Egypt's Lost Pyramids
Byline: Fiona MacRae Science Correspondent
INDIANA Jones found success with little more than a bullwhip and a fedora.
These days however, if you want to make your mark as an archaeologist, a bit of space technology works wonders.
Satellites have helped locate 17 pyramids and 3,000 ancient settlements hidden underground in Egypt.
More than 1,000 burial sites were also discovered thanks to infra-red technology capable of probing beneath the desert sands from 450 miles above the Earth.
NASA-funded archaeologist Sarah Parcak said: 'I couldn't believe we could locate so many sites. To excavate a pyramid is the dream of every archaeologist.' The finds are hugely significant.
Until the latest discoveries there were thought to have been almost 140 pyramids across Egypt.
But experts have long argued that there must be many more which remain undiscovered, buried by the sands of time. Dr Parcak, from the University of Alabama at Birmingham, analysed images from satellites equipped with cameras so powerful they can zoom in on objects less than three feet in diameter on the Earth's surface. The mud bricks used by ancient Egyptians are much denser than the sand and soil that surrounds them, allowing the shapes of homes, temples, tombs and other structures built thousands of years ago to be seen.
Two pyramids at Saqqara - the burial ground for the ancient capital of Memphis - have already been confirmed by excavations and the site is being hailed as one of the most important in Egyptian archaeology.

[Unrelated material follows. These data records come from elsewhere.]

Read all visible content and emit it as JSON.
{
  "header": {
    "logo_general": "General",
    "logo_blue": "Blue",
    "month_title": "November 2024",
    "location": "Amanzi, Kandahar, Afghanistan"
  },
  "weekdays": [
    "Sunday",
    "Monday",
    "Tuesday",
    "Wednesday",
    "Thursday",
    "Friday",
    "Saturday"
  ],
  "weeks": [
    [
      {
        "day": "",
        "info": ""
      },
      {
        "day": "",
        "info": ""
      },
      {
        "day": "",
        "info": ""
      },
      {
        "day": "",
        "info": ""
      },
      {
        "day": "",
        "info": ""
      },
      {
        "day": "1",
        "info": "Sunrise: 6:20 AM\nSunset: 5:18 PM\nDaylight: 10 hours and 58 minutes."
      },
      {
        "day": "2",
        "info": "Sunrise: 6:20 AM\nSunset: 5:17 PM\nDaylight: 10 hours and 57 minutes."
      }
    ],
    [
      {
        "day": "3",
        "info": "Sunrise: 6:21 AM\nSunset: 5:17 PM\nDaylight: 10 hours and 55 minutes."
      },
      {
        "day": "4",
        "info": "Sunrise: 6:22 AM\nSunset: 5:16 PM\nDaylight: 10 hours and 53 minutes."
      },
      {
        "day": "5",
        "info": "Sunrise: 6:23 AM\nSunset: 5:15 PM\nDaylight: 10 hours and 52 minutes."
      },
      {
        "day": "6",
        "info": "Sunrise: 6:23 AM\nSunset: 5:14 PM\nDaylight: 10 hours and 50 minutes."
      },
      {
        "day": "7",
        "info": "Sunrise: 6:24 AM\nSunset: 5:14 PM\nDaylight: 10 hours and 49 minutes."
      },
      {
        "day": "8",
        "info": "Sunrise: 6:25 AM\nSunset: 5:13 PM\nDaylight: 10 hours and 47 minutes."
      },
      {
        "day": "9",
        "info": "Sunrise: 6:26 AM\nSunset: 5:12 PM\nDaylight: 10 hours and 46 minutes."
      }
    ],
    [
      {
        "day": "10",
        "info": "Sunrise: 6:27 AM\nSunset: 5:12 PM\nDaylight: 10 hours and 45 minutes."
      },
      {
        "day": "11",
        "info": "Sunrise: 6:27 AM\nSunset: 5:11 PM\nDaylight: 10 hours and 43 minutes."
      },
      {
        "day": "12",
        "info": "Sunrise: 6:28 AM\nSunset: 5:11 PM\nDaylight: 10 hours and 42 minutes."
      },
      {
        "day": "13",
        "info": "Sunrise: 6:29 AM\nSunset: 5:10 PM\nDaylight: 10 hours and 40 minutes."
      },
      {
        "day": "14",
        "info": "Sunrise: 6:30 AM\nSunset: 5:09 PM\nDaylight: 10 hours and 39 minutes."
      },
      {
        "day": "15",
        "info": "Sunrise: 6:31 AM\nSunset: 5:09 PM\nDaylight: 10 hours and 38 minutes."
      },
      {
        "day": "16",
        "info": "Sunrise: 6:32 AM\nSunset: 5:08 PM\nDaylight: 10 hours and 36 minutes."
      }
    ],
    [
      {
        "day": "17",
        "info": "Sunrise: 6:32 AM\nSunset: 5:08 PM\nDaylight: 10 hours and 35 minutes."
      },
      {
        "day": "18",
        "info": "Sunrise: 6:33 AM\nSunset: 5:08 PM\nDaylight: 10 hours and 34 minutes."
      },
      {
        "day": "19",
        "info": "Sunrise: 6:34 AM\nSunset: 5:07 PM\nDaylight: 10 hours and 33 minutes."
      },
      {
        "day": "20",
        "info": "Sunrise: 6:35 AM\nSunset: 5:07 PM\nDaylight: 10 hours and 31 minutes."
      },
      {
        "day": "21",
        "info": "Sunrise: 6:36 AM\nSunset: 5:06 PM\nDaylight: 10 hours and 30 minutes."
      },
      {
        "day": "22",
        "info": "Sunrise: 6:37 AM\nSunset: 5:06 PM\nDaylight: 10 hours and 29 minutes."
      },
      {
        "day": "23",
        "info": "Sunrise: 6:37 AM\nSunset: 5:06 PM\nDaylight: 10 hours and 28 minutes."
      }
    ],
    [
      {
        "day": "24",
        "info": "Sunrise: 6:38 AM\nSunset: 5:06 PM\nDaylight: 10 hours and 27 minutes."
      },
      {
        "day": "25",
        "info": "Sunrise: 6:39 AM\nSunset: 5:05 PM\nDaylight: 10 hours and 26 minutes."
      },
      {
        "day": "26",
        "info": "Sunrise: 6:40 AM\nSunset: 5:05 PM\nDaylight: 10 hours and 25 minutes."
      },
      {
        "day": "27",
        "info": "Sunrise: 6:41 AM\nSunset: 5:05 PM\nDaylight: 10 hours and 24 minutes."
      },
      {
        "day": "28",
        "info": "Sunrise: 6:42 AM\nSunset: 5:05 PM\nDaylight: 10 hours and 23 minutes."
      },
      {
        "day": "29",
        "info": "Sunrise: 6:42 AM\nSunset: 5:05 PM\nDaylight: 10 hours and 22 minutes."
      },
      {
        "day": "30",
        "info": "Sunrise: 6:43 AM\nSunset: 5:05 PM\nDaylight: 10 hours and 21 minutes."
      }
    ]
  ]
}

The oldest pyramids ever discovered were built in Saqqara around 2,600BC. …